▶ **Directions**
Filter these entries, keeping only lines that hold the word "cURL".

▶ **Exercise data**
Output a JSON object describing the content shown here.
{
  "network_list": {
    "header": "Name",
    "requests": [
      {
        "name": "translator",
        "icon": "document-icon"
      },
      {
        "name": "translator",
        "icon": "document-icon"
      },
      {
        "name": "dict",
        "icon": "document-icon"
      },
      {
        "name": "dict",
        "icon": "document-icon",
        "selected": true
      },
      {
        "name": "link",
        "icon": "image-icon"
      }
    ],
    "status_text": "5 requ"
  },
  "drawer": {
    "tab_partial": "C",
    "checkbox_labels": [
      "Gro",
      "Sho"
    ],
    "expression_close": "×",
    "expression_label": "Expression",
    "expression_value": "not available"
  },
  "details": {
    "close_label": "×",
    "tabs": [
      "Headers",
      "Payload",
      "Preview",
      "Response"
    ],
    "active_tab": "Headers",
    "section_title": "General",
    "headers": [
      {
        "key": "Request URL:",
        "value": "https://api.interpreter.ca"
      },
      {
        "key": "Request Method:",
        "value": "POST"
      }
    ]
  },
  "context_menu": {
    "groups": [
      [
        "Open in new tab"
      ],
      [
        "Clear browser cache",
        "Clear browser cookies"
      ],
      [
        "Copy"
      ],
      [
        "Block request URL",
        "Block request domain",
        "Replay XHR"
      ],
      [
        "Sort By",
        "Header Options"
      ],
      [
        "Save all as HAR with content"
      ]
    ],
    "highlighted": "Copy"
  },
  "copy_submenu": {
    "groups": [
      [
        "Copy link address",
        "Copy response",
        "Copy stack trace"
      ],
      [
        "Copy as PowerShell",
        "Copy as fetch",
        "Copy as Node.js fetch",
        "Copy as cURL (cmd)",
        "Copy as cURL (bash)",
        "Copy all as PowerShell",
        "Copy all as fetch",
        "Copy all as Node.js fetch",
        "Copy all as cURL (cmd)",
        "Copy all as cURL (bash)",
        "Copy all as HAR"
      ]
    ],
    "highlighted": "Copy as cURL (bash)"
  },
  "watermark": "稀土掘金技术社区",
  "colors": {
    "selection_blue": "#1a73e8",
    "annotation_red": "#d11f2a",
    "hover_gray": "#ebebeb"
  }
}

▶ **Answer section**
        "Copy as cURL (cmd)",
        "Copy as cURL (bash)",
        "Copy all as cURL (cmd)",
        "Copy all as cURL (bash)",
    "highlighted": "Copy as cURL (bash)"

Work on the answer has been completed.